Male Sprague Dawley rats (280–300 g; Charles River Laboratories, Wilmington, MA) were kept under standard laboratory conditions in a 12-h light,12-h dark cycle, with tap water and regular rat chow available ad libitum. Experiments conformed to international guidelines on the ethical use of animals, and experimental protocols were approved by the Institutional Animal Care and Use Committee of Yale University School of Medicine.
Surgery, treatments, and tissue processing
Castration or sham operation was performed on d 1 under deep anesthesia with a ketamine-xylazine mixture (containing 25 mg/ml ketamine, 1.2 mg/ml xylazine, and 0.03 mg/ml acepromazine dissolved in saline; 3 ml/kg, im). One week later (on d 8), treatments were initiated, consisting of daily sc injections of testosterone propionate (TP), bisphenol A, or the sesame oil vehicle. On d 11, rats were killed under deep ether anesthesia by transcardial perfusion of heparinized saline, followed by a fixative containing 4% paraformaldehyde and 0.1% glutaraldehyde in 0.1 m phosphate buffer (pH 7.35). Brains were removed and postfixed overnight in the same fixative without glutaraldehyde. Tissue blocks containing the prefrontal region and the hippocampus were dissected out, and 100-μm-thick coronal vibratome sections were cut and sorted into several groups. Different groups of sections were then further processed for electron microscopy or glial fibrillary acidic protein (GFAP) immunostaining.
Electron microscopic stereology

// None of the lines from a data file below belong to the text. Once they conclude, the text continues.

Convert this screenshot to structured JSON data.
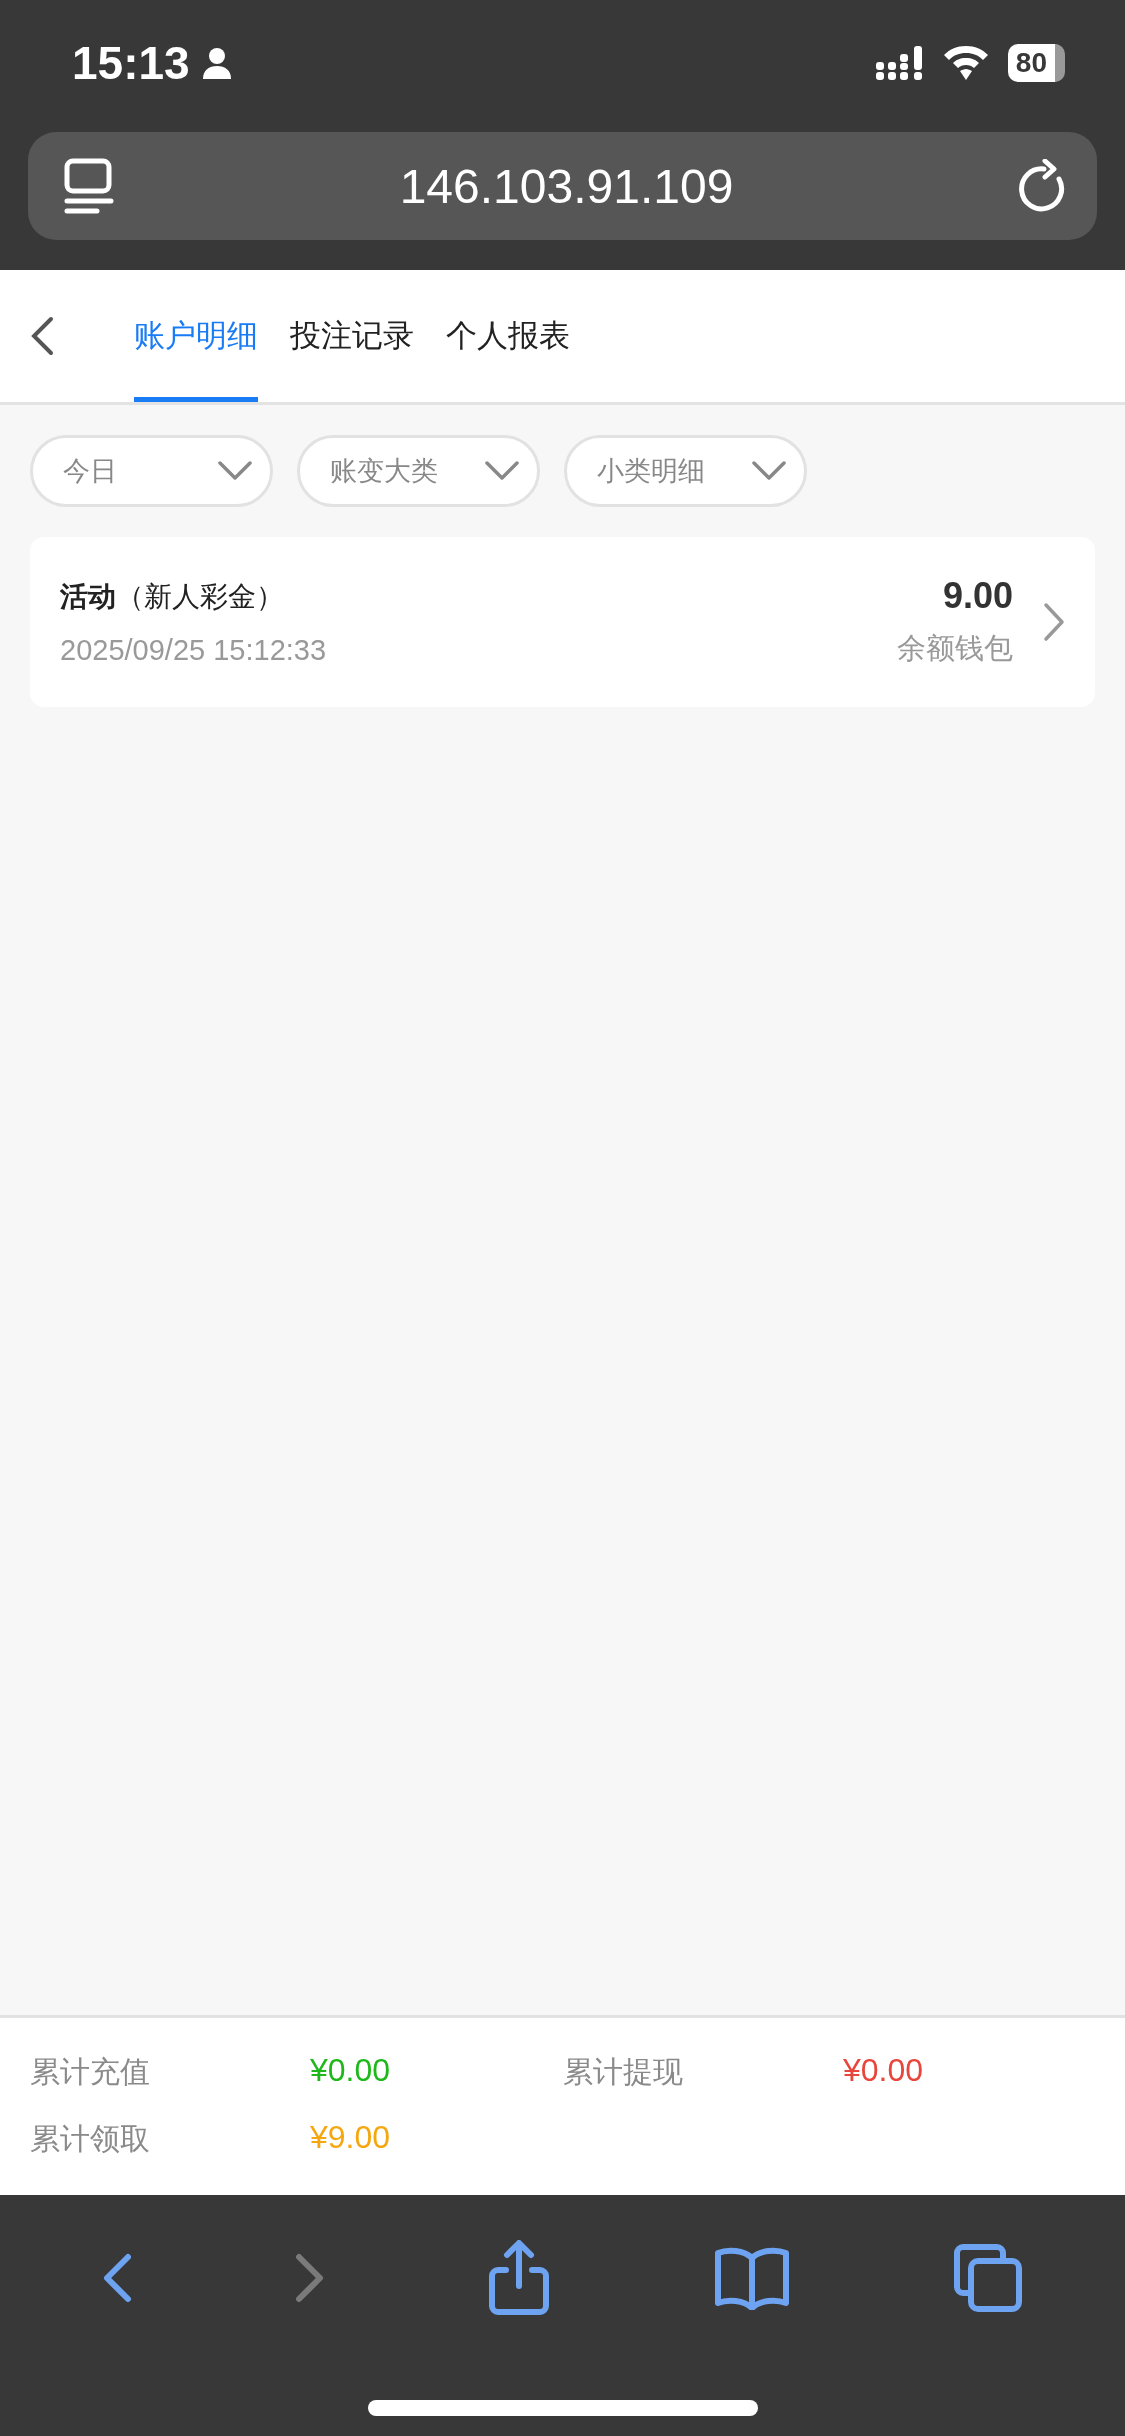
{
  "status_bar": {
    "time": "15:13",
    "battery": "80"
  },
  "browser": {
    "address": "146.103.91.109"
  },
  "tabs": [
    {
      "label": "账户明细",
      "selected": true
    },
    {
      "label": "投注记录",
      "selected": false
    },
    {
      "label": "个人报表",
      "selected": false
    }
  ],
  "filters": [
    {
      "label": "今日"
    },
    {
      "label": "账变大类"
    },
    {
      "label": "小类明细"
    }
  ],
  "records": [
    {
      "title": "**活动**（新人彩金）",
      "time": "2025/09/25 15:12:33",
      "amount": "9.00",
      "wallet": "余额钱包"
    }
  ],
  "summary": [
    {
      "label": "累计充值",
      "value": "¥0.00",
      "color": "#1fb81b"
    },
    {
      "label": "累计提现",
      "value": "¥0.00",
      "color": "#e8453c"
    },
    {
      "label": "累计领取",
      "value": "¥9.00",
      "color": "#f5a70f"
    }
  ],
  "toolbar": [
    {
      "kind": "back",
      "disabled": false
    },
    {
      "kind": "forward",
      "disabled": true
    },
    {
      "kind": "share",
      "disabled": false
    },
    {
      "kind": "bookmarks",
      "disabled": false
    },
    {
      "kind": "tabs",
      "disabled": false
    }
  ]
}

The total number of asymmetric spine synapses in layer II/III of mPFC as well as the stratum radiatum of the CA1 hippocampal subfield was calculated as published previously (19,20). Due to the labor-intensive nature of electron microscopic stereology, the analysis was focused on these particular regions because our earlier studies demonstrated strong synaptogenic response to androgens in these areas of the adult male brain (16,18). First, using embedded sections, the volume of the sampling areas was estimated using the Cavalieri Estimator module of the Stereo Investigator system (MicroBrightField Inc., Villiston, VT) mounted on an Axioplan 2 light microscope (Zeiss, New York, NY). Because the mPFC and its neighboring cortical regions show very limited cytoarchitectonic differences in rodents, the precise anatomical borders of mPFC in rats remain the subject of intensive debate. To address this problem, we determined a sampling area with artificial borders that are related to easily identifiable macroanatomical structures. These borders are described in detail elsewhere (19). Thereafter 20 sampling sites for electron microscopic analysis were localized in both the mPFC and CA1 using a systematic-random approach, as published previously (19,20), and approximately four 75-nm-thick consecutive ultrasections were cut from each of these sampling sites. Digitized electron micrographs (Fig. 11)) were taken from neighboring ultrasections for the physical disector by a person, who was blind to the treatment of individual animals. The micrographs were taken in a transmission electron microscope (Tecnai 12; FEI Co., Hillsboro, OR) furnished with an HR/HR-B charge-coupled device camera system (Hamamatsu Photonics, Hamamatsu, Japan); and the pictures were coded for blind analysis. This sampling technique produced 20 dissectors for the mPFC and another 20 dissectors for CA1 from each brain. Asymmetric spine synapses were counted according to the rules of the disector technique (21), and the volumetric density of these synapses (synapse per square micrometer) was determined. Thereafter, the volumetric density was multiplied by the volume of the sampling area to arrive at the total number of spine synapses. The number of spine synapses was determined independently by two different investigators, and the results were cross-checked to preclude systematic analytical errors.